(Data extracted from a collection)
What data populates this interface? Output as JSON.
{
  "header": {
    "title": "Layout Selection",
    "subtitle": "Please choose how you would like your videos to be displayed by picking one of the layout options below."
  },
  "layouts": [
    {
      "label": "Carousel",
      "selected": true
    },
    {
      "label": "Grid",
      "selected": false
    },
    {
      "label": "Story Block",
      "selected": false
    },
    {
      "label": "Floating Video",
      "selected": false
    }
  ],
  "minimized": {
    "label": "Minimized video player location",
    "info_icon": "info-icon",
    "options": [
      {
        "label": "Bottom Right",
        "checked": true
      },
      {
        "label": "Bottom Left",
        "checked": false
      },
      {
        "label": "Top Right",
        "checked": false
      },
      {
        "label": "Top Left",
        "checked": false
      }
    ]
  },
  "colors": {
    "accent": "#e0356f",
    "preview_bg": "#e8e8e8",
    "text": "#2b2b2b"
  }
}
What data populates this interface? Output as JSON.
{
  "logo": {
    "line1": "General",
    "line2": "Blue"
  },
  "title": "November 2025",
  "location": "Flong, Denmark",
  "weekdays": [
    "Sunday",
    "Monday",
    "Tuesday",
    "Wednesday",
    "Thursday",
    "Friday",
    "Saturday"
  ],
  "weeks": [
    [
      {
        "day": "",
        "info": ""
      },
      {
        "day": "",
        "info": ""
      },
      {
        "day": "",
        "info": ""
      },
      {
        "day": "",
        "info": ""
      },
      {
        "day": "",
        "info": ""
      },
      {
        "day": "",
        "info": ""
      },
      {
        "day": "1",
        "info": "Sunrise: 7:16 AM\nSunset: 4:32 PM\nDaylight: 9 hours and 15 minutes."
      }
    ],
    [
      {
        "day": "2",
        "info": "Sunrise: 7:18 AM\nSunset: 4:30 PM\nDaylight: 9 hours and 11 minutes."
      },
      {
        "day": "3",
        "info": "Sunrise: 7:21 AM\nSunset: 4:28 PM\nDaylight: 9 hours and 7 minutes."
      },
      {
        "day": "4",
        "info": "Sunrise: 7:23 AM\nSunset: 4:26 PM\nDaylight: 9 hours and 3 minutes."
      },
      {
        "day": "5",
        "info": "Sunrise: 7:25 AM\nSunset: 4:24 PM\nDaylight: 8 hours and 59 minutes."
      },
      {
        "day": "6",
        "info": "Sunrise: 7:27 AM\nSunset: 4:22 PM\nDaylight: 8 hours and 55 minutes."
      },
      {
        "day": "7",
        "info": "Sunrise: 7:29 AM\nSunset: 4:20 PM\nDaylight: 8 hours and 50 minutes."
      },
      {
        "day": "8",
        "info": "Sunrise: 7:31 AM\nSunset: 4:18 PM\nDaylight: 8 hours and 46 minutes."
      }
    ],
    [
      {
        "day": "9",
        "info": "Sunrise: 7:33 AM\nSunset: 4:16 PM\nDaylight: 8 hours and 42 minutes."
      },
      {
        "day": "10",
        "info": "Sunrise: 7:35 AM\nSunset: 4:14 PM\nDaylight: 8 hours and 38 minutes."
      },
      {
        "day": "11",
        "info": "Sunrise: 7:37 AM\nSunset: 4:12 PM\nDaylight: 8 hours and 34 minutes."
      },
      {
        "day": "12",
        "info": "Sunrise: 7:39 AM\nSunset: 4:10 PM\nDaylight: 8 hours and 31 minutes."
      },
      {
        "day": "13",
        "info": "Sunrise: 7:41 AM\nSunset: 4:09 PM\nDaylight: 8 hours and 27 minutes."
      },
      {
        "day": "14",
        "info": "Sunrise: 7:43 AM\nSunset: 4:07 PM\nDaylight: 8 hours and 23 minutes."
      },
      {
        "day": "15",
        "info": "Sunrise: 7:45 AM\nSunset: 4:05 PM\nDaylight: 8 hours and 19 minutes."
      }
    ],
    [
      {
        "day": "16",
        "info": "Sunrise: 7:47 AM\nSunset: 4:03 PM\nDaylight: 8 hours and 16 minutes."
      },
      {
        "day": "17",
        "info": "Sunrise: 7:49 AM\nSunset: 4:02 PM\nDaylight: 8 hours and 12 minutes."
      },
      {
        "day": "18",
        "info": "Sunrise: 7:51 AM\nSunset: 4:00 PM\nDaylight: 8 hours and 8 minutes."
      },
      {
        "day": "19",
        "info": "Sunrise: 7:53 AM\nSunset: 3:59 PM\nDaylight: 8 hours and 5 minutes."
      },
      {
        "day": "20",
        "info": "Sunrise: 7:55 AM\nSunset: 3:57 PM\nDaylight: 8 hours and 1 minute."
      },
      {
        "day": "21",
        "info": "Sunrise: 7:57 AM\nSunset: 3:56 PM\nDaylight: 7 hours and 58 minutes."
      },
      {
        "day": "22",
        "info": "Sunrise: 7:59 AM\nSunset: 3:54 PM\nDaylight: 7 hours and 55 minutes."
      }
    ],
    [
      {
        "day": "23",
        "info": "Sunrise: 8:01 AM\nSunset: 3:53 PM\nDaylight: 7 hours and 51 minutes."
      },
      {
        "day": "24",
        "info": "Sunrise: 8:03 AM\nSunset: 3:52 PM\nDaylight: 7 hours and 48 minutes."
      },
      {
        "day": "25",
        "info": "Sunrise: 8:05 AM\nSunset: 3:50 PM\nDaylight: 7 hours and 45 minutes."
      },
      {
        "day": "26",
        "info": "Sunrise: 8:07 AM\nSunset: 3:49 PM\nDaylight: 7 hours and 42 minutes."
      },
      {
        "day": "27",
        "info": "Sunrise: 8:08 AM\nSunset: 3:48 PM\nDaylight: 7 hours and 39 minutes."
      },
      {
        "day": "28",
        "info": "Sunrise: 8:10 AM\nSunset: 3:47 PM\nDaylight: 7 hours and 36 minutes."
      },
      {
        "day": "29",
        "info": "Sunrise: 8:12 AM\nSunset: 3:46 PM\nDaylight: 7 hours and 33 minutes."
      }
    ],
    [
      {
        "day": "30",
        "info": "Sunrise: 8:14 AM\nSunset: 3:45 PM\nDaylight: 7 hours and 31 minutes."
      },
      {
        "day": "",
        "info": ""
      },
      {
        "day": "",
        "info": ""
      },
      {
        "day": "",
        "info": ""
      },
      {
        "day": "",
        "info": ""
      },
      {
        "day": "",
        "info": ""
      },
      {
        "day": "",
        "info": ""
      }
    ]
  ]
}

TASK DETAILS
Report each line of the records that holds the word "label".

RESPONSE AREA
      "label": "Carousel",
      "label": "Grid",
      "label": "Story Block",
      "label": "Floating Video",
    "label": "Minimized video player location",
        "label": "Bottom Right",
        "label": "Bottom Left",
        "label": "Top Right",
        "label": "Top Left",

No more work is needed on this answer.